According to the American Cancer Society (ACS), colorectal cancer is the third most commonly diagnosed cancer, not including skin cancers. Now new research published in the journal Cancer shows that more young people are being diagnosed with the disease than ever before.
"Several studies have shown that the rates of colorectal cancer in younger adults have risen slowly in the U.S. since the 1970s," says senior author Dr. Boone Goodgame. "[B]ut, for practicing physicians, it feels like we are seeing more and more young people with colorectal cancer now than we were even 10 years ago.”
Goodgame is an assistant professor in the departments of internal medicine and oncology at the University of Texas at Austin. He and his team analyzed National Cancer Database data and determined that even within the last several years, younger patients are receiving diagnoses of the disease. In 2004, 10% of colorectal cancer diagnoses in the U.S. were in people under the age of 50. That percentage had jumped to 12.2% in 2015.
In addition to this finding, the researchers also discovered that younger patients were receiving diagnoses of advanced colorectal cancer; again, in 51.6% of those patients under 50 and only 40% of those over 50.
Although death rates from colorectal cancer have been on the decline for women and men in the US, the ACS estimates that in 2019 alone, 145,600 people in the U.S. will receive a colorectal cancer diagnosis, and 51,020 will die of the disease.

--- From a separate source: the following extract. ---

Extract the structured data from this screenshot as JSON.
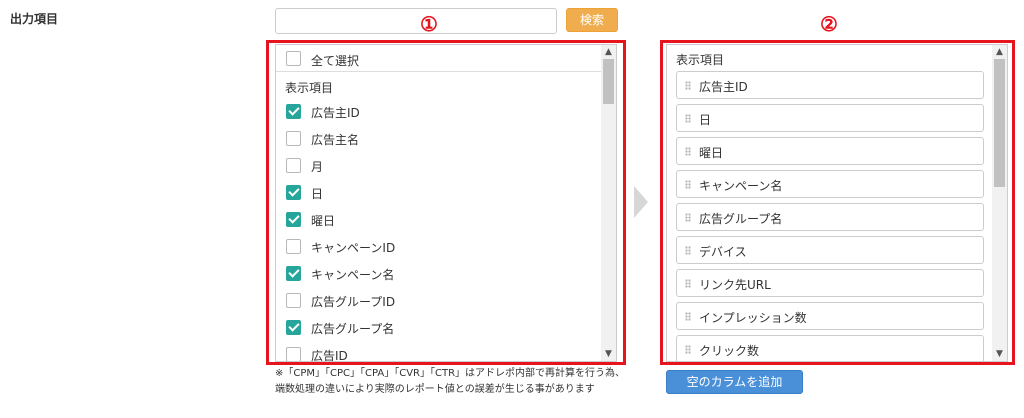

According to Dr. Goodgame, a recent change in guidelines for earlier colorectal cancer screening could account for the uptick in diagnoses and fall in deaths, it is unclear what’s behind the increase in colorectal cancer rates among younger adults in the U.S.